Required work => For every line in the data below that contains "NZDUSD", copy the line.

Source material =>
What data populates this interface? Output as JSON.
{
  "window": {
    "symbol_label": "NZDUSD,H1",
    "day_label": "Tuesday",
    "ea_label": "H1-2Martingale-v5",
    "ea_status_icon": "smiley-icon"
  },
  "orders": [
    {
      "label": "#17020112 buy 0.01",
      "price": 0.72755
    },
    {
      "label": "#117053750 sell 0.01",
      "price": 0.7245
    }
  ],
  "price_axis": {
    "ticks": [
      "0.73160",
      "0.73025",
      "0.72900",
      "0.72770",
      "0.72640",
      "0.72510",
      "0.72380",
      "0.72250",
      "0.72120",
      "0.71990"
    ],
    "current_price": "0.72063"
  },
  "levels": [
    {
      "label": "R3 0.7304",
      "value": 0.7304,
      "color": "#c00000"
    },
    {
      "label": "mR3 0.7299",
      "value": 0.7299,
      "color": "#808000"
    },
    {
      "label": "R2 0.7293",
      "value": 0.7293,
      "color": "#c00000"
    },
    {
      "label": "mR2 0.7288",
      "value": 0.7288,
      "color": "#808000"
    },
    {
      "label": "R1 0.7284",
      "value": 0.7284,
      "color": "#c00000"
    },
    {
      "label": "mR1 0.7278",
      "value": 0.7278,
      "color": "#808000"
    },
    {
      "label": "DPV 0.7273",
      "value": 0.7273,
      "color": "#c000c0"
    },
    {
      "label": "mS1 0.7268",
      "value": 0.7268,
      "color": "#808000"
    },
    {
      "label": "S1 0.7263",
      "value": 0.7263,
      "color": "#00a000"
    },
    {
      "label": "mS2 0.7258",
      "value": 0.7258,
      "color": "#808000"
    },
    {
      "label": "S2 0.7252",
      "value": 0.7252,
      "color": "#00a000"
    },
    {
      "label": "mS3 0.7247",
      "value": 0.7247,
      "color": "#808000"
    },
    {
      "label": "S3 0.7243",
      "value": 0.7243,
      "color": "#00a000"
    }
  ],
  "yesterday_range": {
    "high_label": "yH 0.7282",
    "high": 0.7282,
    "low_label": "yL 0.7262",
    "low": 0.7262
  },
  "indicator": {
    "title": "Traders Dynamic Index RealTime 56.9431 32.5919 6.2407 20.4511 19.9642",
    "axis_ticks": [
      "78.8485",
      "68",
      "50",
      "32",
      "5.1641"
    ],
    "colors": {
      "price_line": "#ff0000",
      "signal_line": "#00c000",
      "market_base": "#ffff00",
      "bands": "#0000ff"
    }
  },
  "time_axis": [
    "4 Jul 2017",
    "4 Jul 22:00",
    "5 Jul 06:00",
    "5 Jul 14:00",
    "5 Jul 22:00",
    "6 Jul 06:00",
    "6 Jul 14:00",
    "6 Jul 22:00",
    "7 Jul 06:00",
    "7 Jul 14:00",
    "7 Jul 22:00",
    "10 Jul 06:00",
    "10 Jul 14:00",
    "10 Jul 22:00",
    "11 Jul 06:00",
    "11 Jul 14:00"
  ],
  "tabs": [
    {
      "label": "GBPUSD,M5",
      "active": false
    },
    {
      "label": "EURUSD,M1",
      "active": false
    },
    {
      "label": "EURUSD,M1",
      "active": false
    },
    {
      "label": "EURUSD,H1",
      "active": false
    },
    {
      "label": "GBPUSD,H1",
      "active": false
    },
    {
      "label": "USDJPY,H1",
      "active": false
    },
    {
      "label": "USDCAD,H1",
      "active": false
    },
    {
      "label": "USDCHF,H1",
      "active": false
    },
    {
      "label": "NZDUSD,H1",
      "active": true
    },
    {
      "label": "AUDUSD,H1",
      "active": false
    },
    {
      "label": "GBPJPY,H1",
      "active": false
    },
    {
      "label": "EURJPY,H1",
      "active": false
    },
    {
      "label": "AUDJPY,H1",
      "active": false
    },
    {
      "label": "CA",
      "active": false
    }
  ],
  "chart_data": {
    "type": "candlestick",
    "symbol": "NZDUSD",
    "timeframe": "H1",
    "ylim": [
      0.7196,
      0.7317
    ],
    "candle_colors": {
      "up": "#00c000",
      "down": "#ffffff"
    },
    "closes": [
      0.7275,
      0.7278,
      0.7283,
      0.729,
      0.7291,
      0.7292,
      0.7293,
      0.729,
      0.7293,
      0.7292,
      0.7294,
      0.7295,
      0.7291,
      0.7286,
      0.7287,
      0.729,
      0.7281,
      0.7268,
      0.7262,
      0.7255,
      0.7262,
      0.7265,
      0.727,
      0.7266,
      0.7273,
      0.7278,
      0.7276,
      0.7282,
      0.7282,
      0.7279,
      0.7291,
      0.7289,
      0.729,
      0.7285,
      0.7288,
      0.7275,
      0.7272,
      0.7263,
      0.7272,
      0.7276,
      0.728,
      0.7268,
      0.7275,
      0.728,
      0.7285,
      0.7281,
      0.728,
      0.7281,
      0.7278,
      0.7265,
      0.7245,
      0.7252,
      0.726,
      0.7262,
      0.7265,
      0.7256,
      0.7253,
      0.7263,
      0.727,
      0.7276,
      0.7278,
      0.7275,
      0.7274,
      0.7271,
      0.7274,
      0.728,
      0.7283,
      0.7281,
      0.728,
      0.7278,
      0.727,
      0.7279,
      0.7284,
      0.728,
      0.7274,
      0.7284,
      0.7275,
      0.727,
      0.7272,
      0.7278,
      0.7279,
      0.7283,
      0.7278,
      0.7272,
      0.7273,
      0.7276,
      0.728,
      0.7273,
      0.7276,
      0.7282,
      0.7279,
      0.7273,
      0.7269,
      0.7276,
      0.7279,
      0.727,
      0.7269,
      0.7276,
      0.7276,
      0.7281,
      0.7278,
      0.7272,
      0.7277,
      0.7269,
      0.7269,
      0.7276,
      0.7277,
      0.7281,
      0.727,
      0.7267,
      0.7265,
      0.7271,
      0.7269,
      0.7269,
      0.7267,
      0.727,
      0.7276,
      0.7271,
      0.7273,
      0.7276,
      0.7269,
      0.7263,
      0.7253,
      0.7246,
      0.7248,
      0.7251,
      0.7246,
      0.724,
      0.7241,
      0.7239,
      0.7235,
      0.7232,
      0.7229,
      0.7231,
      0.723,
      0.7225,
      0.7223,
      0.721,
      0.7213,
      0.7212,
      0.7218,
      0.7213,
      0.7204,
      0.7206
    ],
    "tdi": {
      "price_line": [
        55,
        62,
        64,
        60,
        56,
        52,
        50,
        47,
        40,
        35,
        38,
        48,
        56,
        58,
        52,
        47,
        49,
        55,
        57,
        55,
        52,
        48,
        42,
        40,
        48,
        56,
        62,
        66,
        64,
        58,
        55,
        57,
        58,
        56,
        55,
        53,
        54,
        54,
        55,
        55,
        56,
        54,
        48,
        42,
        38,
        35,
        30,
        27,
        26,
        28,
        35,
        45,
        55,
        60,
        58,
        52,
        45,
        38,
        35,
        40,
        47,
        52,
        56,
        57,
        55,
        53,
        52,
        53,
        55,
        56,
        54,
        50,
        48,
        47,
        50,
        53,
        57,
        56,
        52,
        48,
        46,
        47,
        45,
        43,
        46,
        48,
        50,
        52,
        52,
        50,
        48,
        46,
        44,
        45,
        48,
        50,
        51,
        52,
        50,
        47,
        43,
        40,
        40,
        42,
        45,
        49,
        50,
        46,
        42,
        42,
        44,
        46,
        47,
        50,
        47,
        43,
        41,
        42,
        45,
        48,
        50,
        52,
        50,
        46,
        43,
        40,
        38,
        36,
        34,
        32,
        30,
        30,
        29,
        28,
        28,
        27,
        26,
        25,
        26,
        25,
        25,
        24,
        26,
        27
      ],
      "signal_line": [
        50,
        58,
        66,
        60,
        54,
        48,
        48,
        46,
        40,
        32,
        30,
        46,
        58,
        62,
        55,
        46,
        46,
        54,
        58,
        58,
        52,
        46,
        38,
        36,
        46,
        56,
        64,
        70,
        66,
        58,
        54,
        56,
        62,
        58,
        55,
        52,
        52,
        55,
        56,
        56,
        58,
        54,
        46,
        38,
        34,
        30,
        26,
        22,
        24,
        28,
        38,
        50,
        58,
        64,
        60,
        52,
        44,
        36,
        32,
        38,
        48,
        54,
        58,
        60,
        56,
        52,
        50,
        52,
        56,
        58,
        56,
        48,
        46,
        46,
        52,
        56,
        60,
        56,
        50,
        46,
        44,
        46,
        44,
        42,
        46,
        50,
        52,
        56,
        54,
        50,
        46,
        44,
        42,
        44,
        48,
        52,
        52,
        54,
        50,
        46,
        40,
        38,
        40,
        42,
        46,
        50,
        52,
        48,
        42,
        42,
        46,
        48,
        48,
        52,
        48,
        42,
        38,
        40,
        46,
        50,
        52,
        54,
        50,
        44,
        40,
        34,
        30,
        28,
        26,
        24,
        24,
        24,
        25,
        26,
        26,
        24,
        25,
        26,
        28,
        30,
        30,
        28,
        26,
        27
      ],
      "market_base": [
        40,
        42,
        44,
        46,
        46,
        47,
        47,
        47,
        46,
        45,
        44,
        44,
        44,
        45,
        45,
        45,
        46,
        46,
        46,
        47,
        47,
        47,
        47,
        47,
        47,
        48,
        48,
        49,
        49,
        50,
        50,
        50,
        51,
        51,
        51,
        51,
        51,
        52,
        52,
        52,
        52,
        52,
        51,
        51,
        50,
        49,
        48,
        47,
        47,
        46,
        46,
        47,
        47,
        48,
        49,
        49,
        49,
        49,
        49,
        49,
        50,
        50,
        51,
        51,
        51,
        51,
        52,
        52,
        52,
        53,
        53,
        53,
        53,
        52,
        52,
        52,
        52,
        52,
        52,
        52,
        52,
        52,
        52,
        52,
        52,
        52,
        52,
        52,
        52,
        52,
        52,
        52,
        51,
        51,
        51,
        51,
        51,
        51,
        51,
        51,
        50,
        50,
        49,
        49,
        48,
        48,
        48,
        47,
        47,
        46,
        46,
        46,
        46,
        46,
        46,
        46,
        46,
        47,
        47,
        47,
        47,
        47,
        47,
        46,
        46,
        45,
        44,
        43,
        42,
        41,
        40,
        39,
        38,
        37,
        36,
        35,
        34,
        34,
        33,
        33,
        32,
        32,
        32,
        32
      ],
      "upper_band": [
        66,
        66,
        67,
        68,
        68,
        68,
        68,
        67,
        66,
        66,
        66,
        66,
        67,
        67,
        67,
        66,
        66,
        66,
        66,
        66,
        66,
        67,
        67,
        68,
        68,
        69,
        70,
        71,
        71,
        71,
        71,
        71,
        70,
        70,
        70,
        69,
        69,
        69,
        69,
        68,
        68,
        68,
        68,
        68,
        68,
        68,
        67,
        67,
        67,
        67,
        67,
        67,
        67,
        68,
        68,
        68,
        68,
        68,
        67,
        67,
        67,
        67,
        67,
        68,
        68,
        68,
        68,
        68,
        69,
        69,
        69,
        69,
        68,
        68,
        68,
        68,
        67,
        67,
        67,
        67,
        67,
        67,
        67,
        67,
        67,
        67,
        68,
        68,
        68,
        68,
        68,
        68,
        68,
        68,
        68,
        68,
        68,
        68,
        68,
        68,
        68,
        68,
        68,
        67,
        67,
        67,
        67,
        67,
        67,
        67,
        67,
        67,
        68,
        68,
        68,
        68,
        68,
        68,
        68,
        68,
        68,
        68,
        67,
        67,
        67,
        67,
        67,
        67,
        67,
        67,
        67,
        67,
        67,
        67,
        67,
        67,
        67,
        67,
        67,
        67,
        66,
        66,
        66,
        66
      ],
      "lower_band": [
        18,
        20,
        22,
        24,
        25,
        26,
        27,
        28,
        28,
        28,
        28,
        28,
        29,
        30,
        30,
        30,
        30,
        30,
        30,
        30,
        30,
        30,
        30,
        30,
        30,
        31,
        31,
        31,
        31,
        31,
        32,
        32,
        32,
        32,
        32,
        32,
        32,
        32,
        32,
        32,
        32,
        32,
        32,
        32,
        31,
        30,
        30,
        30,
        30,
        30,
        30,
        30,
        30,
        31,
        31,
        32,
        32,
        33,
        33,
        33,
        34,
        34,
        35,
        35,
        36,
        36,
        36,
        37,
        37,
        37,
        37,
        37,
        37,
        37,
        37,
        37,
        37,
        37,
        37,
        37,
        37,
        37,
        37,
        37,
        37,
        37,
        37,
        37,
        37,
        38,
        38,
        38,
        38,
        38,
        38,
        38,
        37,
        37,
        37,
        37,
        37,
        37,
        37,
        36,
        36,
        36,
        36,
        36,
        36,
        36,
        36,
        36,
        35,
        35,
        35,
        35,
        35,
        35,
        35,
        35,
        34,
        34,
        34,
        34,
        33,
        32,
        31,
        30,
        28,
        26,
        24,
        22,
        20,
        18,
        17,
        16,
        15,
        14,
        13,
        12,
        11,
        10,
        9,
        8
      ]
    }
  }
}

Reply to the exercise =>
    "symbol_label": "NZDUSD,H1",
      "label": "NZDUSD,H1",
    "symbol": "NZDUSD",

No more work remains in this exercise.